Segment Start: Supplied records

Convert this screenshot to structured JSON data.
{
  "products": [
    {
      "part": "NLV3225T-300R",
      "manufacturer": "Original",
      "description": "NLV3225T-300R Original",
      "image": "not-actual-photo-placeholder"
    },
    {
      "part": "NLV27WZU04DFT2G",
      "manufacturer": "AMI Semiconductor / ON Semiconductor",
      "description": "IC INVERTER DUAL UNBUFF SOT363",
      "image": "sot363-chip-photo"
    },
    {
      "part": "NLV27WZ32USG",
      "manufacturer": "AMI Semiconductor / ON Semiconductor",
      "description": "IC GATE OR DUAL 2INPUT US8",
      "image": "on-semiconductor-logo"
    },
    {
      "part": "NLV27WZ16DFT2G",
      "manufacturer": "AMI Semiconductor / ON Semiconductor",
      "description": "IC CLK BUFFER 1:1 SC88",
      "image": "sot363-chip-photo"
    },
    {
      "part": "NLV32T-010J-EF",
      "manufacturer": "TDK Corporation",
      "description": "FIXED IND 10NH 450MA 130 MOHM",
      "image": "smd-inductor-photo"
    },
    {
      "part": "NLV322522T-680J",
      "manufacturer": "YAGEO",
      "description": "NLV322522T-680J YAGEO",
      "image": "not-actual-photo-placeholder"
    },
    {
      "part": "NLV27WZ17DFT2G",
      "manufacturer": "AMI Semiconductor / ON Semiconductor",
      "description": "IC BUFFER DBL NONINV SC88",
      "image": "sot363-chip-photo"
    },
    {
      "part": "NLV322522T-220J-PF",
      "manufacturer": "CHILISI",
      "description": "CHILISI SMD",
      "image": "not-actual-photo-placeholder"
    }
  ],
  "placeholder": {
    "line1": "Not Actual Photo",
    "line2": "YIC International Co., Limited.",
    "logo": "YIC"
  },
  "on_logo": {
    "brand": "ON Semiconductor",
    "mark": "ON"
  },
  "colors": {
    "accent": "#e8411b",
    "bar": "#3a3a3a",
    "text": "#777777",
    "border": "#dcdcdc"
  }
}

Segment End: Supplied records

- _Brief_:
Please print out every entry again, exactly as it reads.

- _Exercise output_:
Convert this screenshot to structured JSON data.
{
  "products": [
    {
      "part": "NLV3225T-300R",
      "manufacturer": "Original",
      "description": "NLV3225T-300R Original",
      "image": "not-actual-photo-placeholder"
    },
    {
      "part": "NLV27WZU04DFT2G",
      "manufacturer": "AMI Semiconductor / ON Semiconductor",
      "description": "IC INVERTER DUAL UNBUFF SOT363",
      "image": "sot363-chip-photo"
    },
    {
      "part": "NLV27WZ32USG",
      "manufacturer": "AMI Semiconductor / ON Semiconductor",
      "description": "IC GATE OR DUAL 2INPUT US8",
      "image": "on-semiconductor-logo"
    },
    {
      "part": "NLV27WZ16DFT2G",
      "manufacturer": "AMI Semiconductor / ON Semiconductor",
      "description": "IC CLK BUFFER 1:1 SC88",
      "image": "sot363-chip-photo"
    },
    {
      "part": "NLV32T-010J-EF",
      "manufacturer": "TDK Corporation",
      "description": "FIXED IND 10NH 450MA 130 MOHM",
      "image": "smd-inductor-photo"
    },
    {
      "part": "NLV322522T-680J",
      "manufacturer": "YAGEO",
      "description": "NLV322522T-680J YAGEO",
      "image": "not-actual-photo-placeholder"
    },
    {
      "part": "NLV27WZ17DFT2G",
      "manufacturer": "AMI Semiconductor / ON Semiconductor",
      "description": "IC BUFFER DBL NONINV SC88",
      "image": "sot363-chip-photo"
    },
    {
      "part": "NLV322522T-220J-PF",
      "manufacturer": "CHILISI",
      "description": "CHILISI SMD",
      "image": "not-actual-photo-placeholder"
    }
  ],
  "placeholder": {
    "line1": "Not Actual Photo",
    "line2": "YIC International Co., Limited.",
    "logo": "YIC"
  },
  "on_logo": {
    "brand": "ON Semiconductor",
    "mark": "ON"
  },
  "colors": {
    "accent": "#e8411b",
    "bar": "#3a3a3a",
    "text": "#777777",
    "border": "#dcdcdc"
  }
}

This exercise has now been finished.